The coronavirus pandemic has definitely forced companies to change how they create and deliver value to their customers.
Take, for example, Philippine fast-food giant Jollibee Foods Corp. The Nikkei Asian Review reported that the company recently announced “it will spend P7 billion ($138 million) to build discreet ‘cloud kitchens’ and a stronger delivery service as part of a global restructuring plan” to offset the impact of the pandemic. These kitchens would be in discreet, low-rent sites and not include dine-in facilities.
In China, Econsultancy.com reported, “beer brands Budweiser and Carlsberg, cognac brand Rémy Martin and drinks brand Pernod Ricard joined forces with e-commerce site JD.com and Chinese music label Taihe Music Group to create an online clubbing experience, streamed directly to people’s living rooms and complete with liquor that they could buy from the stream and have delivered to their door.”
In London, fitness chain Frame quickly changed the way it operated when it was forced to close its doors because of the lockdown. They launched Frame Online, an online fitness hub with a £10.99-a-month subscription fee that allowed people who were stuck at home to get moving and keep fit with virtual classes, according to The Telegraph.
These are just a few examples of how companies innovated their business model as a response to the pandemic. But still, many other companies are struggling to do just that, let alone understand how they truly deliver value to their customers.
A business model describes the rationale of how an organization creates, delivers and captures value, and value is what a customer is willing to pay for. Business model innovation, then, describes the process in which an organization modifies and reconstructs its business model due to external factors, such as today’s physical distancing measures, community lockdowns and work-from-home schemes. Often, this innovation reflects a fundamental shift in how a company delivers value to its customers.
Such innovation can be classified into four types. First is customer experience innovation, or innovation in how a company engages and transacts with a customer. Moving from the traditional face-to-face engagement to online engagement using chatbots and messaging platforms is one example of such an innovation. The widespread adoption of e-commerce nowadays is another. These are further exemplified by the aforementioned Frame and the alcoholic drink brands.
Second is product or service offering innovation, or innovation in the firm’s set of distinguishing features, functionality and complimentary offerings. For example, companies are now using 3D printing to make products available when needed, such as those 3D-printed heart valves for patients in Italy and the innovative service of supply-chain firm UPS that 3D-prints metal, plastic and glass products on location, instead of waiting for these to be shipped and imported.
Third is business configuration innovation, or innovation in the organization’s processes, structure and connections with others to create value.
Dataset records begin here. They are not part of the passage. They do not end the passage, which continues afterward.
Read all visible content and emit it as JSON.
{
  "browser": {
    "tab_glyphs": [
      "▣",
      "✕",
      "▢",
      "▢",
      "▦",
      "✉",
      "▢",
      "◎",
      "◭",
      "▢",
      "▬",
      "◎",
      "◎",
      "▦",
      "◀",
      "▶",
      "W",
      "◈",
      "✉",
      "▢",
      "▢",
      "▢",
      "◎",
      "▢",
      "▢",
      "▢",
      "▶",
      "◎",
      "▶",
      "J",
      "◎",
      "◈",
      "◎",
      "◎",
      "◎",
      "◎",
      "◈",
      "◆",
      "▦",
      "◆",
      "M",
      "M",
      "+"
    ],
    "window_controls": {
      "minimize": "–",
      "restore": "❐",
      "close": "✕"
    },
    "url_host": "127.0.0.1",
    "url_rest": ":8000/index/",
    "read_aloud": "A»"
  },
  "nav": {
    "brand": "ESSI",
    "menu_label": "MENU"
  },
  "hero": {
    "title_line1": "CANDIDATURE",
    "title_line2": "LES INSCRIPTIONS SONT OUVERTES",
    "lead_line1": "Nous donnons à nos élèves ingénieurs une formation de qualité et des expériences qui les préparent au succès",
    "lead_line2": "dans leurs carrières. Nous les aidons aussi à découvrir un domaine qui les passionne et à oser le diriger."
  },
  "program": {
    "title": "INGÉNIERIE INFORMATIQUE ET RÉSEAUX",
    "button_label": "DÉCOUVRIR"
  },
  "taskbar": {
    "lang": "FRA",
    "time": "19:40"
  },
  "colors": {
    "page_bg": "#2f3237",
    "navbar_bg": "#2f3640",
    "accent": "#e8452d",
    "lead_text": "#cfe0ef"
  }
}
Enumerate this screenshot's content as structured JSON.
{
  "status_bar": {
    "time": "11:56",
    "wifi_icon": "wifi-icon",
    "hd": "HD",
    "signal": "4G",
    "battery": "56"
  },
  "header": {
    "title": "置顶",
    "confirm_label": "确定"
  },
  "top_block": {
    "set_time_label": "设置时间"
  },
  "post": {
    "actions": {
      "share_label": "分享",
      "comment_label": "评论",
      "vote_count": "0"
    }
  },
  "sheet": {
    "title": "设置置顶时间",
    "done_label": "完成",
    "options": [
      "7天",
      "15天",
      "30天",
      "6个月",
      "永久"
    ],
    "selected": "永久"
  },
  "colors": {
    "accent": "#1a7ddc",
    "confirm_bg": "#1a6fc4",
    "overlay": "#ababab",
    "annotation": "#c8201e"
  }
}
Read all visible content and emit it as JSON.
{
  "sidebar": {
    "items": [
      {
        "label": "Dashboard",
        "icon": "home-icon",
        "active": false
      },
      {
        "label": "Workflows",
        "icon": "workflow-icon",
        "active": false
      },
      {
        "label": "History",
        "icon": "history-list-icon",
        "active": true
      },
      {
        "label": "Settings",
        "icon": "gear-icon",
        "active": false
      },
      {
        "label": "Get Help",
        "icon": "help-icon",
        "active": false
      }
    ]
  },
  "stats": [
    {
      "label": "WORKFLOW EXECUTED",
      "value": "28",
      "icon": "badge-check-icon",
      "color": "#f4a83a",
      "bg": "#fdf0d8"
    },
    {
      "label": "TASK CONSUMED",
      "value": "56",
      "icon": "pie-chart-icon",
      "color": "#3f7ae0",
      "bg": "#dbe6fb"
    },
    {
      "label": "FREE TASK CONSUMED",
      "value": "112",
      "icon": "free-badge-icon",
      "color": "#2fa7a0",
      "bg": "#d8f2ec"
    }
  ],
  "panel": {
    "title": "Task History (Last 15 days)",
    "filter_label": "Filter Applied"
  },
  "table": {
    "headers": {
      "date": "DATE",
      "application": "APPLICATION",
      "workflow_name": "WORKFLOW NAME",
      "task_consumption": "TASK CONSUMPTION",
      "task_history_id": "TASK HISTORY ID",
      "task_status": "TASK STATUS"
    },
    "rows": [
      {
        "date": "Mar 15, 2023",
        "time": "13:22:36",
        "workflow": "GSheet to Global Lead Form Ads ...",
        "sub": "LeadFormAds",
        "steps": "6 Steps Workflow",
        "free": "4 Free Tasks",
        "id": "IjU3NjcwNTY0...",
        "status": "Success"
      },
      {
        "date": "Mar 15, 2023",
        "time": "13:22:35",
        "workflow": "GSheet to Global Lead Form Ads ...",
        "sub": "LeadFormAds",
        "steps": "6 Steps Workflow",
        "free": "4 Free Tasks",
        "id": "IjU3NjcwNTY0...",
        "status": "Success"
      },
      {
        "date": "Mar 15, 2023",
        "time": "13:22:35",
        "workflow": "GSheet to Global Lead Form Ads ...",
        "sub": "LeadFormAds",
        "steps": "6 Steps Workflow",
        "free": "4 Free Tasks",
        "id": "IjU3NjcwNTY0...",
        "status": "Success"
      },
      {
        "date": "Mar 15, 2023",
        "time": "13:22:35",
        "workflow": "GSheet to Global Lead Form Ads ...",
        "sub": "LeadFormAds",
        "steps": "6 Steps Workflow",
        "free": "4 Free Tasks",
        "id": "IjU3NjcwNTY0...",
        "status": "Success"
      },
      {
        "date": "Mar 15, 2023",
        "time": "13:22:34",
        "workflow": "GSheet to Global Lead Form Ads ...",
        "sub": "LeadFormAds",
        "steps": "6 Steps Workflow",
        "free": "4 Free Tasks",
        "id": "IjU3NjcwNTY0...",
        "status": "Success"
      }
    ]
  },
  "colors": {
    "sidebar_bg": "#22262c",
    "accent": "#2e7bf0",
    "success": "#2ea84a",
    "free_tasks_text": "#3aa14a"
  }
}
An example is how many retail companies are now partnering with logistics providers to offer a seamless order-to-delivery process to consumers. The ‘cloud kitchen’ of Jollibee is an example of innovation in process and structure.
Fourth and last is profit model innovation, or innovation in how a company makes money.
Frame’s shift to a subscription model is one example. In fact, the lockdowns all over the world have spurred the use of the subscription profit model, from coffee to toiletries, as consumers stay and work from home.
These four cover all the components of the business model canvas, a tool to map the future business model of a company based on innovations in one or more components. How we innovate a company’s business model entails a methodical nine-step process.
The first step is to identify the customer segments or personas your company is serving. Nowadays, consumer behavior have evolved and new personas emerged that need to be served differently. I have discussed this extensively in a separate article.
Second is to identify your company’s value proposition for each customer segment. These are tangible results a customer gets from using your products or services.
Third is to identify the channels to serve your customers segments. Nowadays, the emerging predominant channel is online, coupled with the physical delivery of a product.
Fourth is to identify customer relationships for each segment, be it through the use of messaging platforms, chatbots, or live chats and calls.
Fifth is to identify the revenue streams resulting from the first four analyses. Examples in the online world are subscription, transactional and try-before-you-buy revenues.
Sixth is to identify key resources to create, deliver and capture the value from steps 1 to 5.
These can be key employees in marketing and technology, resources in technology management, and logistics.
Seventh is to identify the key activities that will create and deliver value to customers, including marketing, technology development and customer services.
Eighth is to identify key partners that will create and deliver value to customers, such as logistics and technology partners.
And ninth is to identify the resulting cost structure from the identification of key resources, activities and partners, be it the new costs of technology or manpower.
The resulting analysis is a new business model. But notice that the main driver is your customer segments and value propositions, which will drive the innovation across all the other components.
To learn more about our Virtual Master Class on Business Model Innovation, you may reach me at my email below.
The author is the chief executive officer of Hungry Workhorse Consulting, a digital and culture transformation consulting firm. He is the country representative of the Institute of Change and Transformation Professionals Asia and fellow at the US-based Institute for Digital Transformation. He teaches strategic management in the MBA program of De La Salle University. The author can be reached at firstname.lastname@example.org.